Search the listing below for the string "existing" and show each line that contains it.

**** DATA PROVIDED ****

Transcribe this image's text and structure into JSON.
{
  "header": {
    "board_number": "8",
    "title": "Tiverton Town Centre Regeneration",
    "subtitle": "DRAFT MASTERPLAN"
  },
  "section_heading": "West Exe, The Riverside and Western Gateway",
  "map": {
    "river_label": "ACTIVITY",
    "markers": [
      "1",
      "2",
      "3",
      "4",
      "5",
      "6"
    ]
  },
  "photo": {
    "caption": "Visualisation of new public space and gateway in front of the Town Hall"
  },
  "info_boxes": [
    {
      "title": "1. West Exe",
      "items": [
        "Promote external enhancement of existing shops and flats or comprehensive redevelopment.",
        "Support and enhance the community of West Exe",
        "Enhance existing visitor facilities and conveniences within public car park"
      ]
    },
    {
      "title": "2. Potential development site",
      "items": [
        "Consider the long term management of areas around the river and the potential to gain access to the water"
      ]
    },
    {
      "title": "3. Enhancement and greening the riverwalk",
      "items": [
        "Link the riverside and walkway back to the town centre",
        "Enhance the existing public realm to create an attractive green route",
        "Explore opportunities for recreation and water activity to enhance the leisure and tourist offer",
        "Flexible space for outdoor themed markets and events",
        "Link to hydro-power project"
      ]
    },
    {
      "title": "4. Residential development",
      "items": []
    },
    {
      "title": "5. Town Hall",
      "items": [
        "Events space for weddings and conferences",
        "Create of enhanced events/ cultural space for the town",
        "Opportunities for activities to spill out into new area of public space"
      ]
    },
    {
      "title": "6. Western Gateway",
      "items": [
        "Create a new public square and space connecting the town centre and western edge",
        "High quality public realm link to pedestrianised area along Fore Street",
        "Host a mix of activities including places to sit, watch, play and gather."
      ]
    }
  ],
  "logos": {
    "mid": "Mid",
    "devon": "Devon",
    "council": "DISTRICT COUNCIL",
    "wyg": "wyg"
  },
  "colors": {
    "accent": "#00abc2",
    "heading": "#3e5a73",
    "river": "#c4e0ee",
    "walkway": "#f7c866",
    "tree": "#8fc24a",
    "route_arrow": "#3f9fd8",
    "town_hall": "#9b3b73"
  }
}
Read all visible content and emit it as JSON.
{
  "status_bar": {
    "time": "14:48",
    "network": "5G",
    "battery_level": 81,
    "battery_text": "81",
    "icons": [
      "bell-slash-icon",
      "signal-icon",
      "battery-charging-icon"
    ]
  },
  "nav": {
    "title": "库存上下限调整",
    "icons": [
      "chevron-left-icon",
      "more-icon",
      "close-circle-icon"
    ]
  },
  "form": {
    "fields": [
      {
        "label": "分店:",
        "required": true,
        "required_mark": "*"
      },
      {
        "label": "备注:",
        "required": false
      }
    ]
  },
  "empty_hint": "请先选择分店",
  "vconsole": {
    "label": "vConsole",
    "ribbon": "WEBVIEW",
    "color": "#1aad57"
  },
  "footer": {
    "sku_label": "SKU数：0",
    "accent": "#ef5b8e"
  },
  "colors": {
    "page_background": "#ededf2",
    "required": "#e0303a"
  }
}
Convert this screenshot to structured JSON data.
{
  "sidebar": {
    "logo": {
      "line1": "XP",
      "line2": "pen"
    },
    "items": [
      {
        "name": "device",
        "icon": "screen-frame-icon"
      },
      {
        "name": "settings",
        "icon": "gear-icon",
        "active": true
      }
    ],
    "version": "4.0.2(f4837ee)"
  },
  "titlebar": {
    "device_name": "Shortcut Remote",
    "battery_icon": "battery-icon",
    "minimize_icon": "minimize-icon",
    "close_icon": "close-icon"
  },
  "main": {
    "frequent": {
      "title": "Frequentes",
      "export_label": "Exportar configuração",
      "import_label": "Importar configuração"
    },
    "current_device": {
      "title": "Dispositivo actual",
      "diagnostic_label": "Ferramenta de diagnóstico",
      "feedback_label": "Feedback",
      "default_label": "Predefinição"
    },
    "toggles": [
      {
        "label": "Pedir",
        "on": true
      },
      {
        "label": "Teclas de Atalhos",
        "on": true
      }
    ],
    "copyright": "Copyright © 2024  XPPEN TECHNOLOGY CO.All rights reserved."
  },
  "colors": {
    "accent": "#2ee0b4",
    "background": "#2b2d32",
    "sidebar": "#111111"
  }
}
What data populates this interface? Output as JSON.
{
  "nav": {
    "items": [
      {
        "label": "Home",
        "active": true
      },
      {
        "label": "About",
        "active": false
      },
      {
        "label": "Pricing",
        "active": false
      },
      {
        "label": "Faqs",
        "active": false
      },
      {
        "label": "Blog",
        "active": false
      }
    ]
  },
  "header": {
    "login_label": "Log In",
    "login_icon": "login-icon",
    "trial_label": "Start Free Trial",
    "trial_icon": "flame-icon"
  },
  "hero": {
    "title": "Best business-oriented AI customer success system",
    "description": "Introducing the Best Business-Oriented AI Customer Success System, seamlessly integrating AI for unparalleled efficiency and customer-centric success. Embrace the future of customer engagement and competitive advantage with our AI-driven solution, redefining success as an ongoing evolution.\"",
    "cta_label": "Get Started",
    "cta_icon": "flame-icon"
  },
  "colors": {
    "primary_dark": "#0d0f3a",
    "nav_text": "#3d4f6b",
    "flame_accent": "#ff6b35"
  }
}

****

## RESULT BELOW
        "Promote external enhancement of existing shops and flats or comprehensive redevelopment.",
        "Enhance existing visitor facilities and conveniences within public car park"
        "Enhance the existing public realm to create an attractive green route",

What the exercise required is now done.